[JURIST] Former Libyan intelligence chief Abdullah al-Senussi [BBC profile] has not been able to speak with a lawyer or told what charges he faces during his eight-month detention, Human Rights Watch (HRW) [advocacy website] reported [text] Wednesday. HRW was permitted earlier this week to speak to al-Senussi, who had been a powerful figure and key ally to Muammar Gaddafi [BBC obituary; JURIST news archive] during his rule of Libya. According to al-Senussi he has not been subject to physical torture or abuse and he has found the conditions of his detention to be “reasonable.” According to Sarah Leah Whitson, Middle East and North Africa director at HRW:
Libya’s wish to put the people they hold responsible for gross human rights violations on trial is fully understandable. … But to achieve true justice, they need to give al-Sanussi the rights that the previous government denied Libyans for so long. To start, that means making sure he can consult a lawyer.
Justice Minister Salah Marghani, who is overseeing al-Senussi’s detention, claims al-Senussi is permitted a lawyer to defend him but that no lawyers have offered to represent him.
This news is the latest in the ongoing effort by Libya to try al-Senussi and Gaddafi’s son, Saif al-Islam Gaddafi [BBC profile] rather than turn them over to the International Criminal Court (ICC) [official website]. In February the ICC ordered [JURIST report] Libyan officials to hand over al-Senussi to the ICC so that he could meet with a lawyer. In January the ICC asked Libya to address reports [JURIST report] that it planned to try Saif al-Islam and al-Senussi. Last October Libyan government lawyers urged the ICC [JURIST report] to allow the men to be tried in Libya and promised that the trial would be fair. Last August Saif al-Islam stated that he preferred to be tried by the ICC [JURIST report] out of fear that Libya would not try him fairly. Last June four ICC staff members who traveled to Libya to speak with Saif al-Islam were detained by Libyan security forces [JURIST report] and were in custody for nearly four weeks before being released.
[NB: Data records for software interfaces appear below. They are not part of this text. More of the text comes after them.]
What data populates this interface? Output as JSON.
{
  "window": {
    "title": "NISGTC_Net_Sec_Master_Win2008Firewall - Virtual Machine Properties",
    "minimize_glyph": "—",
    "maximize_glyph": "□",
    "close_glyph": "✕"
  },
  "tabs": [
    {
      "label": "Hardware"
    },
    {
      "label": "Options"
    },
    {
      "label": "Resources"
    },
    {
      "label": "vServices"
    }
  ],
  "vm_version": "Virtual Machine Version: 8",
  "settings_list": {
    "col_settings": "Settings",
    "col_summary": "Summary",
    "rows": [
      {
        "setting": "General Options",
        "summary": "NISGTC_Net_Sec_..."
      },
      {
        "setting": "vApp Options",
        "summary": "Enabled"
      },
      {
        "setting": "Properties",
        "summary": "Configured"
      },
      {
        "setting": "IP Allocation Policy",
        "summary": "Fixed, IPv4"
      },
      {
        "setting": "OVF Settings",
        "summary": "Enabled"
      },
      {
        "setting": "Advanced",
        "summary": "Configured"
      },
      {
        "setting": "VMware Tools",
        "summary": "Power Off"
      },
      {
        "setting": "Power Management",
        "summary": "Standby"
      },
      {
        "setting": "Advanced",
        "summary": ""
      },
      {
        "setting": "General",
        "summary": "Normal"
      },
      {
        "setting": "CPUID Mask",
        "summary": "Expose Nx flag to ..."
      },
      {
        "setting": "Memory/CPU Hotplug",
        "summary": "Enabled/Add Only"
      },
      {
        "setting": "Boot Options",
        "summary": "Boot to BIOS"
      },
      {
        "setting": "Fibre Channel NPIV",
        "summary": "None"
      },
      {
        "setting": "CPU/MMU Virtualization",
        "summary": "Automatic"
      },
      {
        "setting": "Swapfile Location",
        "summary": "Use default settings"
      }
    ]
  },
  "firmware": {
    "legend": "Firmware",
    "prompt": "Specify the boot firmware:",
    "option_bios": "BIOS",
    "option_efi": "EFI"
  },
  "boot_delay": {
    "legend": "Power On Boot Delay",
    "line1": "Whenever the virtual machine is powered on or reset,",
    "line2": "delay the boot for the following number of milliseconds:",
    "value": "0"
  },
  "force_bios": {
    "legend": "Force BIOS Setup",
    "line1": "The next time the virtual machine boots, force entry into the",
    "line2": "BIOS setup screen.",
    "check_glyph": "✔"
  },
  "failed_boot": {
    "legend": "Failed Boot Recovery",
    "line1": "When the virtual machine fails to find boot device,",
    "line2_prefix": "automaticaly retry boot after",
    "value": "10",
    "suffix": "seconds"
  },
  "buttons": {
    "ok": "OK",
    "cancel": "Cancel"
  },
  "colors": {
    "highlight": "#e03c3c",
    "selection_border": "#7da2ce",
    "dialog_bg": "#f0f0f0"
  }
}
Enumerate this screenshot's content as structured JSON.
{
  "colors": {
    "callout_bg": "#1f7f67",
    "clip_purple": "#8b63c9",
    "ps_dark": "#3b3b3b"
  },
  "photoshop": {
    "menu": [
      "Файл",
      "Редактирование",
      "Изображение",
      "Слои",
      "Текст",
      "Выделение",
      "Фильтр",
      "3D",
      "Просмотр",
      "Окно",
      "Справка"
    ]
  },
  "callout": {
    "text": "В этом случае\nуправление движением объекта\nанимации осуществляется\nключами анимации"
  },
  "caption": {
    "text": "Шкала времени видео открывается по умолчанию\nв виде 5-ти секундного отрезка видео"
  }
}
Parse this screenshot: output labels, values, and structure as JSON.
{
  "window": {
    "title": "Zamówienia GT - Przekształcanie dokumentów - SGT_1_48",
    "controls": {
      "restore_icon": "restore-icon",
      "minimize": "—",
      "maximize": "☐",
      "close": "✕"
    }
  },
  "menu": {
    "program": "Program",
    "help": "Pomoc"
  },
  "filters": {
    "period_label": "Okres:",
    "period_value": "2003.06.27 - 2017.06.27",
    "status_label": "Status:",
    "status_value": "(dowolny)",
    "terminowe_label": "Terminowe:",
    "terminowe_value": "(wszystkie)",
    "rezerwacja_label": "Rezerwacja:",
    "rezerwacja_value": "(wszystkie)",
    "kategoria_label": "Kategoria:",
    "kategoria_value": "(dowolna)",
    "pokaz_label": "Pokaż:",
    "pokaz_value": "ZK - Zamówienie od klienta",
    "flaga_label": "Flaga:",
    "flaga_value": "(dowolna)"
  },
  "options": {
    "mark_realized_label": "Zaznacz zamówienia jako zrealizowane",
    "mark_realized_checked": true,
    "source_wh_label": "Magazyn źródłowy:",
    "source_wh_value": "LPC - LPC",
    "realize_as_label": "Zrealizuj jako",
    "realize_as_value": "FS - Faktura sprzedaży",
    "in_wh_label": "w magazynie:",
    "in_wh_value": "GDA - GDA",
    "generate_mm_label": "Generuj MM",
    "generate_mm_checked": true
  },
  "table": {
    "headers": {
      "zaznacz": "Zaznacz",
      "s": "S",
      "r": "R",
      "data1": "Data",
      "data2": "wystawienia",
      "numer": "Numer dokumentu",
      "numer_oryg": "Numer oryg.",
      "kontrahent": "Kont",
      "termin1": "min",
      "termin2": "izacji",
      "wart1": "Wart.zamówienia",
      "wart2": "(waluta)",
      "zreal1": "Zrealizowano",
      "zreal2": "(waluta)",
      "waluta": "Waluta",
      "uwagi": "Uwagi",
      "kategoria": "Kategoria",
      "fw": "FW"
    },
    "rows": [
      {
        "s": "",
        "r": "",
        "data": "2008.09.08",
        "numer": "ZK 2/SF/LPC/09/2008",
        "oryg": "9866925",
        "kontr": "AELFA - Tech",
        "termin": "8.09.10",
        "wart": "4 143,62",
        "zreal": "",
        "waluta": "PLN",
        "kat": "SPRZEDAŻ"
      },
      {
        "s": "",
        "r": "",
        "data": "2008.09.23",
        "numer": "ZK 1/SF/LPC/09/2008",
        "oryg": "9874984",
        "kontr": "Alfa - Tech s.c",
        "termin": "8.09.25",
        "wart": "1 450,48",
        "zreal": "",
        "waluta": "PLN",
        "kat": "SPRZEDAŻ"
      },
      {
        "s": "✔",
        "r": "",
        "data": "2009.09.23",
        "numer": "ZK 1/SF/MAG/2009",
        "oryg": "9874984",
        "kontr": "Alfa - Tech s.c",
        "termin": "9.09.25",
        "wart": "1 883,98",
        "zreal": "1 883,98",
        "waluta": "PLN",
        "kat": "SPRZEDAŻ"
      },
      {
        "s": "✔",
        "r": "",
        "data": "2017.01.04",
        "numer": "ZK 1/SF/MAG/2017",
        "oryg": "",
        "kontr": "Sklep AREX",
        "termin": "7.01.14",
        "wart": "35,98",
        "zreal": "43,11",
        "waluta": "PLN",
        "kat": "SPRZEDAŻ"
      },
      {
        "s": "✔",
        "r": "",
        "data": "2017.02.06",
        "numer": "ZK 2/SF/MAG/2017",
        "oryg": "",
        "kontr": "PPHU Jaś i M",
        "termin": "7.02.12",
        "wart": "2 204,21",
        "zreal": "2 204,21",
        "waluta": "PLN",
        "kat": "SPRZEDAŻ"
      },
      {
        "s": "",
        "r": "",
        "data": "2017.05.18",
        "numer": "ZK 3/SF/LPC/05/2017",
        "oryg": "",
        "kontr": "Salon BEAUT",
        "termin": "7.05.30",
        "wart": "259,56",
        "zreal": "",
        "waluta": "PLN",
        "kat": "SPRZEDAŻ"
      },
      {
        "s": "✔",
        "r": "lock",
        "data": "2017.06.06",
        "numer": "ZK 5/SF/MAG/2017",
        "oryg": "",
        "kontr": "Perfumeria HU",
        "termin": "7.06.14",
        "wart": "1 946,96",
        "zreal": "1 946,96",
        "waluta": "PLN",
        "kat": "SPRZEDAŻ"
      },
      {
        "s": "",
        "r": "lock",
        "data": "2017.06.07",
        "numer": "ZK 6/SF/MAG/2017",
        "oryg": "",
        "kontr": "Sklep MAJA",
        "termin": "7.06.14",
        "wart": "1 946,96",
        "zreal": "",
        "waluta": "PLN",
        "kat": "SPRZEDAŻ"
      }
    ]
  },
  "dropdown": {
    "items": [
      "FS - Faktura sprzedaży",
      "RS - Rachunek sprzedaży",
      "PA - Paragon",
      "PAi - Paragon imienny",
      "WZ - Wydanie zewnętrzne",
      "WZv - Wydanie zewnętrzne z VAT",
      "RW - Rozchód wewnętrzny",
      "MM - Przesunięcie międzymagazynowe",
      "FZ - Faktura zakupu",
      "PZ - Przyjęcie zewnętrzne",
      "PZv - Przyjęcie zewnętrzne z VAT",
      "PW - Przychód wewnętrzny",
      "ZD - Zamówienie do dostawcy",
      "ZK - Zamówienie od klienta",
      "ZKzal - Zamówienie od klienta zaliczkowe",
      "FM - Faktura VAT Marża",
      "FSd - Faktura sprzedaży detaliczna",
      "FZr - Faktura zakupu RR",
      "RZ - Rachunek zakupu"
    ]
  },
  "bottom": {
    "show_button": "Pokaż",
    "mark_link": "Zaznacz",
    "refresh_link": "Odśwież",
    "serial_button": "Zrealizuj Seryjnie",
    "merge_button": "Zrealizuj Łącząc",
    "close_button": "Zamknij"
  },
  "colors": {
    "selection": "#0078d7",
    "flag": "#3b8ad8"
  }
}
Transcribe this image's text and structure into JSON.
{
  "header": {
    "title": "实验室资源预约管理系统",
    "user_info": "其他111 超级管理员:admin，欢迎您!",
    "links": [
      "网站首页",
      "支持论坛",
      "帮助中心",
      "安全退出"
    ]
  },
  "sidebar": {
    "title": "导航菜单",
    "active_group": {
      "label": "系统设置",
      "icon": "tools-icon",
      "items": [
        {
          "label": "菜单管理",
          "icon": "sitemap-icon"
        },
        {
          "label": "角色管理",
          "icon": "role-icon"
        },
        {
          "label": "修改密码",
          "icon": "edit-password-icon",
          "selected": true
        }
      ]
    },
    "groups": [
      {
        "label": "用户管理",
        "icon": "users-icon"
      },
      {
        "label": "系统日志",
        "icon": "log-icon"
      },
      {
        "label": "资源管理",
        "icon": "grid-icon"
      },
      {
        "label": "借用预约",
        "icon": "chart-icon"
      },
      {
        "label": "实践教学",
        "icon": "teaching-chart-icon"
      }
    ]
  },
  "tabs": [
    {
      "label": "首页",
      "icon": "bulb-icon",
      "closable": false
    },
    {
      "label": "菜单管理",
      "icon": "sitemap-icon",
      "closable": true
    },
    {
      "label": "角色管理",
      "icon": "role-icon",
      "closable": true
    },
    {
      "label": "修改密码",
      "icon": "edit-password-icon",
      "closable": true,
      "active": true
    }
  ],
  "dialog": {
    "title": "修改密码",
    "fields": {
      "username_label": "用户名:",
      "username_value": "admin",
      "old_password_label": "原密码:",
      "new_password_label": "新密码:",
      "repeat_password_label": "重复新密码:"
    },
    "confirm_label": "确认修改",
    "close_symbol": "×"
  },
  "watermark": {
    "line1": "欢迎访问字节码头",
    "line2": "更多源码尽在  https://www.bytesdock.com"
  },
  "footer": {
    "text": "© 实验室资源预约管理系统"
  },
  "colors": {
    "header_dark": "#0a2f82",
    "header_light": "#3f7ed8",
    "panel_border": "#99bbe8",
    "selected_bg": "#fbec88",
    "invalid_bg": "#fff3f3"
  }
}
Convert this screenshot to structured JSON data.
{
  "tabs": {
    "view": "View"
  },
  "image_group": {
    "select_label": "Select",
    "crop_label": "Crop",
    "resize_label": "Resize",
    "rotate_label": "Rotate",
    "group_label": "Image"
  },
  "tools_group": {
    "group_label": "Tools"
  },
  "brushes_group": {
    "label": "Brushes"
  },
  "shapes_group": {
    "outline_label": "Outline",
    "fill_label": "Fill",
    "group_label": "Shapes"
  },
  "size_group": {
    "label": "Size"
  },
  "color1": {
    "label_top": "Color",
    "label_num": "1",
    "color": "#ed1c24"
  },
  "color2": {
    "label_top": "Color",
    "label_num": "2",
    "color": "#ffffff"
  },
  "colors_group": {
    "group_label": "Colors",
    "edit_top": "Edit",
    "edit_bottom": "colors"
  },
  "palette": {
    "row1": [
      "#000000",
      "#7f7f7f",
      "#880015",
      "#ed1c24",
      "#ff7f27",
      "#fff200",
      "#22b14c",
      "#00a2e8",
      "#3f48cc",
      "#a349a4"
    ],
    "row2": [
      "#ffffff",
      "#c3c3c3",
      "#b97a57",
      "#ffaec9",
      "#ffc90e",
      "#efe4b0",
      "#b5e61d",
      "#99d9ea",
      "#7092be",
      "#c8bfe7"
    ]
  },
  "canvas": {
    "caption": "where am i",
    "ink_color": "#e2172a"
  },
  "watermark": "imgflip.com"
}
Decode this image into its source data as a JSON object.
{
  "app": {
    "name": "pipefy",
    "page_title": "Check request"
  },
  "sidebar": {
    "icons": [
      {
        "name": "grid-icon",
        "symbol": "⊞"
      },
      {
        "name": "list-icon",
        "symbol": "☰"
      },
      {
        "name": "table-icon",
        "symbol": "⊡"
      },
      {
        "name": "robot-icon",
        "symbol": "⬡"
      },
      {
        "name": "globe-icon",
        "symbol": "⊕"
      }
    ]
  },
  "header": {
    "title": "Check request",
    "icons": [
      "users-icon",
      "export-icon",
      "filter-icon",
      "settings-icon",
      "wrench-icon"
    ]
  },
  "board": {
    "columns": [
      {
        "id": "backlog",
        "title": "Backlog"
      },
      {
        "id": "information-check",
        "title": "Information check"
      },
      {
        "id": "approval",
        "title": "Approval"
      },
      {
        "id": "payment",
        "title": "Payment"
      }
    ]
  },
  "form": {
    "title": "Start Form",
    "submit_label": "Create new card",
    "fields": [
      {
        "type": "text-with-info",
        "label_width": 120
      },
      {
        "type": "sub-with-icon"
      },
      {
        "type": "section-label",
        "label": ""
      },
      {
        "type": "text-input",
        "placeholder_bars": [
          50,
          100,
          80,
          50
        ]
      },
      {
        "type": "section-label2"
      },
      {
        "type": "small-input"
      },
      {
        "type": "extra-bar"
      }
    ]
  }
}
The ICC issued arrest warrants [Al Jazeera report] for both men in June 2011.